This week, five books that have the potential to profoundly change the way you understand yourself, others, and life.
There are three marriages in a human life, says David Whyte in his book of the same name. The first is a marriage – whether we call it marriage or not – to another person. The second is a marriage to a kind of work – whether we choose it, or it chooses us. And the third is the less visible, though no less important, marriage to the strange and shifting something we call our self. Each kind of marriage profoundly shapes us. And each can be a source of great dignity and meaning if we are willing to be patient and curious, and if we pay it the kind of exquisite attention it deserves.
The problem we most quickly get into, in the rush and bustle of our contemporary lives, is seeing each of these marriages as, in some way, at odds with the other. From this vantage point we must struggle always to get balance between competing forces – work is at the expense of the other, the other is at the expense of ourselves, attending to the self is at the expense of both work and relationship. And in this way we add to the sum of our suffering, because the only way out is to try to carve out more time for each, or to let one or more submerge beneath the demands of the other.
But there is another way, says Whyte. To separate the three marriages in order to balance them is to destroy the essence of all of them. Instead, we must lift our eyes to a bigger horizon and start to see how each informs the other.
“I especially want to look at the way that each of these marriages is, at its heart, nonnegotiable…” he says. We have to “start thinking of each marriage conversing with, questioning, or emboldening the other two… We can start to realign our understanding and our efforts away from trading and bartering parts of ourselves as if they were salable commodities and more toward finding a central conversation that can hold all of these three marriages together.”

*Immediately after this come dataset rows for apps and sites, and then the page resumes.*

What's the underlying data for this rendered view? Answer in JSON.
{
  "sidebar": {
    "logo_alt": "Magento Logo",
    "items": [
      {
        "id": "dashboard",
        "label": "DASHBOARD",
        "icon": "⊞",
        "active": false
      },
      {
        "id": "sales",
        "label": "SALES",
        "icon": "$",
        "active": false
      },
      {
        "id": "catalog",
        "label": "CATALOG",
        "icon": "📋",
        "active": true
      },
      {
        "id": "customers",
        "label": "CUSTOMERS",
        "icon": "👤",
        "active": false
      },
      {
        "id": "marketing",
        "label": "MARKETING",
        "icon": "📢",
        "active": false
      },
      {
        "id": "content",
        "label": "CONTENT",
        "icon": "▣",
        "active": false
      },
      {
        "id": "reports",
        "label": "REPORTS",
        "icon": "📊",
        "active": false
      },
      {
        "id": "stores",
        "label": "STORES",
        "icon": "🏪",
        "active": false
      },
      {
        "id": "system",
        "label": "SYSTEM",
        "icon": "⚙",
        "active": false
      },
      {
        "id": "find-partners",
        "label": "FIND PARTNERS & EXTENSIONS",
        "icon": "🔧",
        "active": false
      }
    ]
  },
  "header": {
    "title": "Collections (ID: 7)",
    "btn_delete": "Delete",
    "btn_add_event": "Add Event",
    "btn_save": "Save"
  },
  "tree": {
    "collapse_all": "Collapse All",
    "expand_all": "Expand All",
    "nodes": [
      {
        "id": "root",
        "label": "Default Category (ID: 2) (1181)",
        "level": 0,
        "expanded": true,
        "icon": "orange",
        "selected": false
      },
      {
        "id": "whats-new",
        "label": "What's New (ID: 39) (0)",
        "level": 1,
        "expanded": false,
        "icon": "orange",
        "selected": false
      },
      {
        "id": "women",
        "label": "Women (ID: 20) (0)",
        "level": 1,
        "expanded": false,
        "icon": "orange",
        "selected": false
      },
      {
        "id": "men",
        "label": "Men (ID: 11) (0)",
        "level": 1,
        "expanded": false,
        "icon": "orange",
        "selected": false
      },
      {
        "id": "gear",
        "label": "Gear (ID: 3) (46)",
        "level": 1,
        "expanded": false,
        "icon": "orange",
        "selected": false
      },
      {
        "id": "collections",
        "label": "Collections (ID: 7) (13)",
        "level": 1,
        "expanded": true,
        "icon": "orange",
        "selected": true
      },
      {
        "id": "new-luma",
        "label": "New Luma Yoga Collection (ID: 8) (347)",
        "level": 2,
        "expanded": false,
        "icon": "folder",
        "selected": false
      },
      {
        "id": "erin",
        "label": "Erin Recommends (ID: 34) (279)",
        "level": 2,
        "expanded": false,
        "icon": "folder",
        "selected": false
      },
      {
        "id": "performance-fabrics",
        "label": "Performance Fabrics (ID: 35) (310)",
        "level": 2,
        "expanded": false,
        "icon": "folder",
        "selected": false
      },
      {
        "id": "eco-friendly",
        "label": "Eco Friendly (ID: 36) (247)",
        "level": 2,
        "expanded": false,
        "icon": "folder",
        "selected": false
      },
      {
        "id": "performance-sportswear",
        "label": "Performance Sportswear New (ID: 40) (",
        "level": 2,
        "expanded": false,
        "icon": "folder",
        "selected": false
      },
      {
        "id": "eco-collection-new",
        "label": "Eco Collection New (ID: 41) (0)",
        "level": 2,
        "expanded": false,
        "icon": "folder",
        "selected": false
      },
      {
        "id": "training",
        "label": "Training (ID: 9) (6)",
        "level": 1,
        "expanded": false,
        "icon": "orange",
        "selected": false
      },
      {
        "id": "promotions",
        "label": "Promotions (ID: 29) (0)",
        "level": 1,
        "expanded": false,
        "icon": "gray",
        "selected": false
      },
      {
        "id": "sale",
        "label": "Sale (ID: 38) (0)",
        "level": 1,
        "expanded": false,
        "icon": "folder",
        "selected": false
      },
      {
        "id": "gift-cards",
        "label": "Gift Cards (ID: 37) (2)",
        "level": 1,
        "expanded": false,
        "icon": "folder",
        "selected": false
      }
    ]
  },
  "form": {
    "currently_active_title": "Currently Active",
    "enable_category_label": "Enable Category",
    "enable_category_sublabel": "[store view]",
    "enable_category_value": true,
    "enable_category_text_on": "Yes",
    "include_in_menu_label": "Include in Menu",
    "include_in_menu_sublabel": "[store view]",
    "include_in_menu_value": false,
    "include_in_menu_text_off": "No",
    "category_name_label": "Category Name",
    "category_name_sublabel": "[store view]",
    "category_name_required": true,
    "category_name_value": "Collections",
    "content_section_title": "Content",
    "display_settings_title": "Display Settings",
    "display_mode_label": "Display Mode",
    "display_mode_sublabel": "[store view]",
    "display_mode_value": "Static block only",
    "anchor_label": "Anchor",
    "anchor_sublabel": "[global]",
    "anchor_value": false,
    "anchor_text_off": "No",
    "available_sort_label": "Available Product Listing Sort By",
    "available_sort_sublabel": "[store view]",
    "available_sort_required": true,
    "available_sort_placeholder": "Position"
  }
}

By refusing to divorce work from relationship from self, Whyte describes a path that dignifies and ennobles all three. Filled with examples from his own life and from the life of artists, poets and novelists, Whyte’s book is beautiful and poetic from start to finish. And it has the power to radically shift the way each of us thinks about, and relates to, the foundational pillars of a human life.